How do I hide totals in my students' grade summaries?

scottdennis
Community Team
Community Team

I don't have a comment on this feature idea, per say, but I did want to address, "I voted yes because I think teachers should have more control over features being turned on and off in Canvas as a general rule..."

Before I left academia and came to work at a software company I was almost always in favor of making features optional because, in general, I am in favor of trusting educators to make the best decisions on how to teach and learn with their students.  Since becoming more familiar with software development and working with people who were present at other companies as other software projects ran from clean and simple to more complicated and in some ways more powerful, my views have moderated.

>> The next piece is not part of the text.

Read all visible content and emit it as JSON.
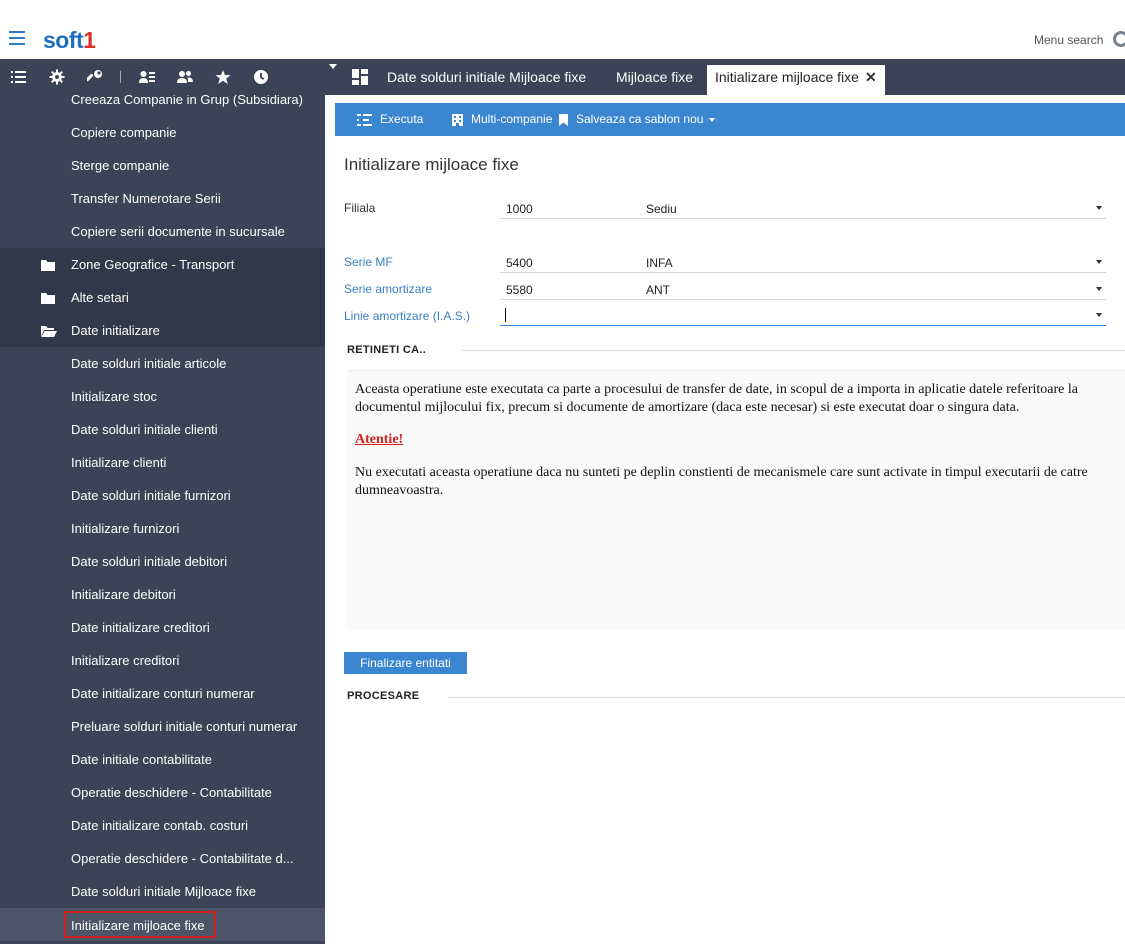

Every time you make something optional it becomes a fork in the code.  The codebase becomes more complicated.  Processes must be designed to take the option into account (do this unless option is set, then do that).  QA gets more complicated, developers end up spending more time fixing bugs and checking scenarios and by consequence less time developing new features.

Does this mean that this feature necessarily should or should not become an option the teacher can set in Canvas?  I can't and won't say but the complexity vs stability and agility question is one I ask myself every time.

laurakgibbs
Surveyor

I hear you, Scott! I saw much of the same when working for a stint in the IT department at my school. And Project Khaki was so helpful in giving us a sense of how it looks from the engineering point of view.

But I have to add... if I thought it would do any good at all, I'd be advocating here not just for teachers to turn things on and off, but for students to be able to do that too. So the Canvas engineers can consider themselves lucky that I've more or less given up on student-driven LMS ha ha.

Although outside the LMS, oh yeah, the students can be the drivers. I literally just a few minutes ago finished writing up my list of recommended web publishing platforms for their class projects this semester... which also includes the possibility that they will want to use a platform I've never used myself. And if that happens, it means I will get to learn something new too!

We're all learning. 🙂

janetaylor
Community Member

We require students to do a screenshot of grades to show coaches to maintain academic eligibility for sports and some students are using the What If feature to cheat the system. I also agree that students are too focused on points and grades and not on learning.

kellaboatner
Community Member

I have a problem with the what if scores simply because quite a number of student show their parents their "perfect score" and then the parents are confused when I call or email to tell them that their child is failing to turn in work.

Apparently some students seem to think they can simply select the grade they want and not bother to turn in assignments.  This makes for a bad situation for naive students and bad PR for us. 

sarah_boutin
Community Member

At the least please give teachers a disable option for this so students don't misuse it to show parents they already did the assignment when it's actually still missing. Thank you!

amber_batten
Surveyor

Kella,

This is a good reason for parents to use the Parent Canvas App.  Then, they can see the real grades.  However, I understand getting them to use it is a huge feat in itself.  Thank you for voting.

amber_batten
Surveyor

Yes!  Exactly.  Having the option to enable/disable would be very beneficial for all involved.  Thank you for voting!